Let the board sound,


On political courage and ideas

“La France ne peut être la France sans la grandeur”

Le Général always held the greatness of France in high esteem. He was driven by the idea that “France cannot be France without the greatness”.  LA grandeur. THE greatness, not just greatness. A very defined and specific greatness, one without which his France would not be.

Photo by Nicolas

It was so central to the character that it gave him the means and will to transform an improbable gathering of French men and women of good will fighting the Axis into the sole legal representative of France in the eyes of the free world and the governments of the Allied Forces. All this despite the fact that the French government had capitulated to Nazi Germany and had stripped the General from his possessions, his military ranks, his citizenship and sentenced him to death for treason. 

He had the courage to stand by his idea of what France should be and his courage led France to victory against all odds. France emerged in the aftermath of World War 2 as a permanent member of the UN security council and would enter the very select club of military nuclear powers fifteen years later. 

In 1958, the General was called back into the political arena, was elected president in  December 1958, and again in 1965. He called in two referendums during his time as president and linked his political fate to their outcome. He took decisions which could (and would) alienate him the support of powerful allies and key voters. He withdrew France from the NATO military command and initiated the independence of the French nuclear program much to the dislike of the United States, ended the French colonization in Algeria to the great anger of the pied-noirs and the military and vetoed the entry of the United Kingdom into the European Economic Community. Twice. All for the greatness of France. 

The General was a cunning politician who knew all the trick in the hat and then some and despite that, some of the decisions he took proved later to have been less than effective. But he had the courage to do what he believed had to be done for the sake of his country and countrymen, even if the decisions came at a great personal and political cost. A school case of political courage.

But political courage alone is not enough, and I like to think that the General would have not disagreed. Remember, the man was driven by a certain idea of France.
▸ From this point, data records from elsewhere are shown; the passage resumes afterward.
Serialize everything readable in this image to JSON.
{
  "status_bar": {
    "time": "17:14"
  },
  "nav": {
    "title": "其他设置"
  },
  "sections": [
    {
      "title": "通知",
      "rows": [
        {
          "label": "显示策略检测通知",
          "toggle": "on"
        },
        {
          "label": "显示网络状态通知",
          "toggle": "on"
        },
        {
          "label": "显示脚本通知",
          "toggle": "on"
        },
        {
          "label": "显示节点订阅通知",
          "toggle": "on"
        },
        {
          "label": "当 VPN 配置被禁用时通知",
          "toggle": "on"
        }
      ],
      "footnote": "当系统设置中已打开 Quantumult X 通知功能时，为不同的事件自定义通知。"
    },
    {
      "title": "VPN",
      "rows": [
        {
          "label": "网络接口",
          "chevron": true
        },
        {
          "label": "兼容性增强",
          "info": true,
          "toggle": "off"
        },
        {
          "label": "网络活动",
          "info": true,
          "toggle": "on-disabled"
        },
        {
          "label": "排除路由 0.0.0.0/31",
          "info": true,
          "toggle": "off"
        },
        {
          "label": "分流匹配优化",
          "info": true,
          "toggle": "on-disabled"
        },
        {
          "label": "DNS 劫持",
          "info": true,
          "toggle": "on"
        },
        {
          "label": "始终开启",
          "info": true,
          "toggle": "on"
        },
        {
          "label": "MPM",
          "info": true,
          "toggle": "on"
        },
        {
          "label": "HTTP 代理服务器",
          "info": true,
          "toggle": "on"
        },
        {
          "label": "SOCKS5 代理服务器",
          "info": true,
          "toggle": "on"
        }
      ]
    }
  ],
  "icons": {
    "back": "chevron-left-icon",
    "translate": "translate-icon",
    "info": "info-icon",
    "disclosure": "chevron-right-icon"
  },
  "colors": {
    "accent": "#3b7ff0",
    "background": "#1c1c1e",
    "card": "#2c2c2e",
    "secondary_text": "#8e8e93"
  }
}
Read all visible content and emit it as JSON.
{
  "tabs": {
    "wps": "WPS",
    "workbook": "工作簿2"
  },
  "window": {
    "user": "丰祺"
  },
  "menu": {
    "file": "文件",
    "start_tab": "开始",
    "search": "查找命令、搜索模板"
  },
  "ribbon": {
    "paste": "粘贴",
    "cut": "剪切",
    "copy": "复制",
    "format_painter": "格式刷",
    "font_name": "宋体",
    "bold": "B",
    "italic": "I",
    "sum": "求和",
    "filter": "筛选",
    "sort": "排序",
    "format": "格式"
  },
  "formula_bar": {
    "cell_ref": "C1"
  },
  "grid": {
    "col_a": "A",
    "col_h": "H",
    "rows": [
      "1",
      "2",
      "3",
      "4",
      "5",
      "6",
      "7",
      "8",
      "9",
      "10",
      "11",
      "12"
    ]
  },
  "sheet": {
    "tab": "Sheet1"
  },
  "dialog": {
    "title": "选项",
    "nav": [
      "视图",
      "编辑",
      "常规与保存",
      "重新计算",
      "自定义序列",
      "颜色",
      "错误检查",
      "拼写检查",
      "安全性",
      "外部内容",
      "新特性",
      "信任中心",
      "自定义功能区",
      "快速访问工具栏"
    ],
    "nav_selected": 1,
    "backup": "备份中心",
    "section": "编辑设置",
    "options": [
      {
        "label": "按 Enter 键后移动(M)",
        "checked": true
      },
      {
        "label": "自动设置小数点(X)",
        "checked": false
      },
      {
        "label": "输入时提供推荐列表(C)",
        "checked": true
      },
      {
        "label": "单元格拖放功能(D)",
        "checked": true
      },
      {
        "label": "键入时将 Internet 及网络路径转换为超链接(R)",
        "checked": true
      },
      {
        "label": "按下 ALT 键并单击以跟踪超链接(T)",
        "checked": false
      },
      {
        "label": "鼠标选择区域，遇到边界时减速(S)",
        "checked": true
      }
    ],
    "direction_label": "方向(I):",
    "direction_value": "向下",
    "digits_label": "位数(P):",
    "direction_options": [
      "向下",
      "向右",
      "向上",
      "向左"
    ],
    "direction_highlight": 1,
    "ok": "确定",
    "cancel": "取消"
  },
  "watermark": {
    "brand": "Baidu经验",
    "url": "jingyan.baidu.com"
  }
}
You need an idea. One you have thought inside out, upside down and backward, for long enough to possess it. To be inhabited by it. You need to write it down over and over again, proof read it against the opposing tide, criticize it and let your peers take a stab at it, fight it with everything you have until the day where in your mind, it provides an answer to any question, a solution to any problem and only then can it be put to trial in the political arena. Your idea will be challenged, tested further than it has ever been and part of the political courage is to stand by it even when everything seems lost.

Political courage and an idea, that is what it takes. And this is where most leaders fall short, and even the very few who happen to take courageous decisions beyond electoral concerns often lack an Idea to drive them.

In the end, I would like to make a case. Not for politics with courage neither for politicians with ideas but for citizens who have ideas. 

Embrace your ideas, test them, throw them a thousand times at the sounding board and refine them with every echo you get back. Listen to people who share your ideas and even more to those who don’t. 

And when you are ready, face the world and lead with courage. Political courage.

Let the board sound